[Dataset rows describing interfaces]
________________________________________
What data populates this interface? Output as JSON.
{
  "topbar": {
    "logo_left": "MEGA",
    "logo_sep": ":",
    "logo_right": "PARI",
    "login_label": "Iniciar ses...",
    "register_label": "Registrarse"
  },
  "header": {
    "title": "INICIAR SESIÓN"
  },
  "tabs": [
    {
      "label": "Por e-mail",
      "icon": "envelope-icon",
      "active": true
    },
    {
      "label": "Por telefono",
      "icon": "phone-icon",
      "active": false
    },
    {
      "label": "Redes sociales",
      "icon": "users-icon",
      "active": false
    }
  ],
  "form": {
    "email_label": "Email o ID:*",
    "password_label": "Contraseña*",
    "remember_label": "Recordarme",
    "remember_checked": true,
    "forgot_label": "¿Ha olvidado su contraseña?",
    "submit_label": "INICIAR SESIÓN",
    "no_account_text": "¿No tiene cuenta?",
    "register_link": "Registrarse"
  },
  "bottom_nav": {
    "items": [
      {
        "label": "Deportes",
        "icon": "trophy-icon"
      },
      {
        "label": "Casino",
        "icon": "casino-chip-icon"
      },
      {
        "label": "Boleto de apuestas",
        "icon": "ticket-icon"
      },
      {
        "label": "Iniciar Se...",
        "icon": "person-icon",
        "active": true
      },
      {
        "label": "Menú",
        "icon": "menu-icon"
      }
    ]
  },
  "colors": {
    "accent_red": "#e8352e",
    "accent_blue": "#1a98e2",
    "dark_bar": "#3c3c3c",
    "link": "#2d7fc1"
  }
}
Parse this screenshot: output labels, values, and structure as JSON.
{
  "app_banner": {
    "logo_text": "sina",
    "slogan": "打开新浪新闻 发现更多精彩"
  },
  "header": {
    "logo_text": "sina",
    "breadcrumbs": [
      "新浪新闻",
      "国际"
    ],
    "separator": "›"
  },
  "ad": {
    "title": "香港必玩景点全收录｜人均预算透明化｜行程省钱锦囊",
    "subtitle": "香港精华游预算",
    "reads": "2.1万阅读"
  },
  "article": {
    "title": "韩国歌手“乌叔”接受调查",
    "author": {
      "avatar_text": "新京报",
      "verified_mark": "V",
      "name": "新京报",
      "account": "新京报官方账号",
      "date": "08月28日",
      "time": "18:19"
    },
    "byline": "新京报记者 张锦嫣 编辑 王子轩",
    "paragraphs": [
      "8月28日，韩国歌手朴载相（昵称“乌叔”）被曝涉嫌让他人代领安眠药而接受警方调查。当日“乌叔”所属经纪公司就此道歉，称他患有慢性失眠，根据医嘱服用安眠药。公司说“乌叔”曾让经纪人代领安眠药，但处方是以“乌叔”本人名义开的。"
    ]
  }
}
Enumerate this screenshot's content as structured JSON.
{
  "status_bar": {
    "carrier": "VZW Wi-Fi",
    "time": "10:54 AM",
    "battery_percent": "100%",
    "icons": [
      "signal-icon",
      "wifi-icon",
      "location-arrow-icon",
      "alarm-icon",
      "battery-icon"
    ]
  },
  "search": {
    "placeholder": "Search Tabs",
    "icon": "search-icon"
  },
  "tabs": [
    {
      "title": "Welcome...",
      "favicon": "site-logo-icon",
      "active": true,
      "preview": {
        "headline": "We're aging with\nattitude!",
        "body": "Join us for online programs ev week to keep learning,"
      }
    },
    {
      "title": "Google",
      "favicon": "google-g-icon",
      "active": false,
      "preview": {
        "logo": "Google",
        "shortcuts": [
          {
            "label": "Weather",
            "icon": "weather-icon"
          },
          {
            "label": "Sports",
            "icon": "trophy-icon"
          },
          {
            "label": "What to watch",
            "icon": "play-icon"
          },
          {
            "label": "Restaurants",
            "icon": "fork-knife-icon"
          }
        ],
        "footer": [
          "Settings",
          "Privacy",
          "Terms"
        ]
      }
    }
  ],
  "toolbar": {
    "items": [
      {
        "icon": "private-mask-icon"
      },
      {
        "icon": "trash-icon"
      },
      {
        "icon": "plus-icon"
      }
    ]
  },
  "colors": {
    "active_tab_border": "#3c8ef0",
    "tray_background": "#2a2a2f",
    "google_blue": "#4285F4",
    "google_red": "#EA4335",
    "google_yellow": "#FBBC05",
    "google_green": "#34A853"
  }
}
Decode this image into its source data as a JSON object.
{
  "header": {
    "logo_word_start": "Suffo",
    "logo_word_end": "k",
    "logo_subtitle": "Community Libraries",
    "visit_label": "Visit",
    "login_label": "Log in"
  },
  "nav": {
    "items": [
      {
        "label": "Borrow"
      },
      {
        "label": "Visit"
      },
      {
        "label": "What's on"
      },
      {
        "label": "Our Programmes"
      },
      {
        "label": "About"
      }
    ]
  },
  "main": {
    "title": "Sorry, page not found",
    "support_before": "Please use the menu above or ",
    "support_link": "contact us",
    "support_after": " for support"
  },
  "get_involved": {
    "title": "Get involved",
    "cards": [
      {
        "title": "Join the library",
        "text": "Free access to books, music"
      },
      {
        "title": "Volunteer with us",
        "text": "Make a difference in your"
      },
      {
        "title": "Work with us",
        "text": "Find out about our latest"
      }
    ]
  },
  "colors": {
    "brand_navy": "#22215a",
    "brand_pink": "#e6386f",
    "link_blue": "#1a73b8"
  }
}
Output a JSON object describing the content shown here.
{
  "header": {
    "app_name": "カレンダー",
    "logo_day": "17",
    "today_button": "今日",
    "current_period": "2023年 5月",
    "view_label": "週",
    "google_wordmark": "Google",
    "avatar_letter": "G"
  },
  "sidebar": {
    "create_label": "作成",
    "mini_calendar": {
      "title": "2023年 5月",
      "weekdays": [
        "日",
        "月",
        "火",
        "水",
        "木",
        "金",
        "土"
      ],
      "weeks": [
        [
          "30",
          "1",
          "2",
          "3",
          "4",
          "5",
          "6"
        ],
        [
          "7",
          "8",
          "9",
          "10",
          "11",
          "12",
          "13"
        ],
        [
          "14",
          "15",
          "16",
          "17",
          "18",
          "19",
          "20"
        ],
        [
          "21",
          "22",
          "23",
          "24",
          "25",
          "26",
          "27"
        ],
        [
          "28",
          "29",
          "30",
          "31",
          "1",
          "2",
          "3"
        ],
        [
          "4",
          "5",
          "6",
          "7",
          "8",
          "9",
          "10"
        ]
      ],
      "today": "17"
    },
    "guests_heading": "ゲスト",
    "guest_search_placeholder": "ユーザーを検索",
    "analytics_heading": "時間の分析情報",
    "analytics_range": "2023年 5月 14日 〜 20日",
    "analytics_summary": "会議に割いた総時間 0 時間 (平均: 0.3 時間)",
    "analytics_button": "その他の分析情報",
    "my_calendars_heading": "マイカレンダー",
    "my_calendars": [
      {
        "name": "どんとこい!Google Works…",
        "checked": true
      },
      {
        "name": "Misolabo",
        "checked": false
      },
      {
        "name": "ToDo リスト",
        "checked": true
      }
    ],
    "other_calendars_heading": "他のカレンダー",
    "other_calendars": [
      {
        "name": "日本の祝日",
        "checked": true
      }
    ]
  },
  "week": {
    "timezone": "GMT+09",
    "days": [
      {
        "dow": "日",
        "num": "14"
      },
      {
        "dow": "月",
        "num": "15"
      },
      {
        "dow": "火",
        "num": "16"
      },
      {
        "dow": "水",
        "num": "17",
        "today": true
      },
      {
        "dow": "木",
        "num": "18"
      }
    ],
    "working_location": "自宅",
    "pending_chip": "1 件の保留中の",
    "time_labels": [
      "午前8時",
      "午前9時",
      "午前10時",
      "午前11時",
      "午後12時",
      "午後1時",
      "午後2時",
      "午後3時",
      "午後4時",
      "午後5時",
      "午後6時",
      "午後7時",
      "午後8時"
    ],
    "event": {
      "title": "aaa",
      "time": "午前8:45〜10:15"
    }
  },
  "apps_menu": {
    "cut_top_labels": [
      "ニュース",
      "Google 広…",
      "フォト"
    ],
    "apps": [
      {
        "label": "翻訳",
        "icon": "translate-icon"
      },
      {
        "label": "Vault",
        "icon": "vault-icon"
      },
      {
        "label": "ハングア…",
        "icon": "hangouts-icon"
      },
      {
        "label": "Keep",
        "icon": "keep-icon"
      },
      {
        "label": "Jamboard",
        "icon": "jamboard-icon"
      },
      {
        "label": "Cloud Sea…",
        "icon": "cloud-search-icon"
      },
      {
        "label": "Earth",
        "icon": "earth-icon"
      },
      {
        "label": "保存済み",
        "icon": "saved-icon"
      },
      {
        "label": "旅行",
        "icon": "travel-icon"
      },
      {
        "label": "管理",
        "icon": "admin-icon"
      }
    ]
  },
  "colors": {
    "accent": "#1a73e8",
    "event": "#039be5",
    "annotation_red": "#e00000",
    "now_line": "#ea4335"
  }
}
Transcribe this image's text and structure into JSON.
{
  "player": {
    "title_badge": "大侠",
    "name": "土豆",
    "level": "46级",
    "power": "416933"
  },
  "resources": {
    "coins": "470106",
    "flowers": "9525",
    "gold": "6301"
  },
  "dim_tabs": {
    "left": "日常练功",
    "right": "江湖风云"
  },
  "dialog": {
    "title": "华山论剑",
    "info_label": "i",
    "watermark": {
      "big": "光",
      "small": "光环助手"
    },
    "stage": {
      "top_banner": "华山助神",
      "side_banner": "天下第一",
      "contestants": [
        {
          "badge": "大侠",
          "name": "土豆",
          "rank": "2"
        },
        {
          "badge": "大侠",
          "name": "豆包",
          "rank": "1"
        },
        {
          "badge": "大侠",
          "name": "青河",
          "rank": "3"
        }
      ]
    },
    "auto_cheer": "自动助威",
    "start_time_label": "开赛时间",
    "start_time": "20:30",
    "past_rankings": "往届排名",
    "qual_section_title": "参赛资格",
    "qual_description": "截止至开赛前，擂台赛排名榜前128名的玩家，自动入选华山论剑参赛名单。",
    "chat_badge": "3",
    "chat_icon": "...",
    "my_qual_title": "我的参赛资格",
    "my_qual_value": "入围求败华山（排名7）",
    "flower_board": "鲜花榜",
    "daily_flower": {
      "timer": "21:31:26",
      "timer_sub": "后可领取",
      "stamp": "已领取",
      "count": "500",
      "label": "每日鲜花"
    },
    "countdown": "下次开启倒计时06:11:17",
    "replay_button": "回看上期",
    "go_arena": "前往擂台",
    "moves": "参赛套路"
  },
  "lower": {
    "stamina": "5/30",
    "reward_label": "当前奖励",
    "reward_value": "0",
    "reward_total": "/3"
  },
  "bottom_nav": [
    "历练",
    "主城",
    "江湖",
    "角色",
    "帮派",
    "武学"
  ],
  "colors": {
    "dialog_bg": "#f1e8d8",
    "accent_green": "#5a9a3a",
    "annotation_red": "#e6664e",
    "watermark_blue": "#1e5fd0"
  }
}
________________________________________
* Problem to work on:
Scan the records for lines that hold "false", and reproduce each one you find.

* Finished task:
      "active": false
      "active": false
      "active": false,
        "checked": false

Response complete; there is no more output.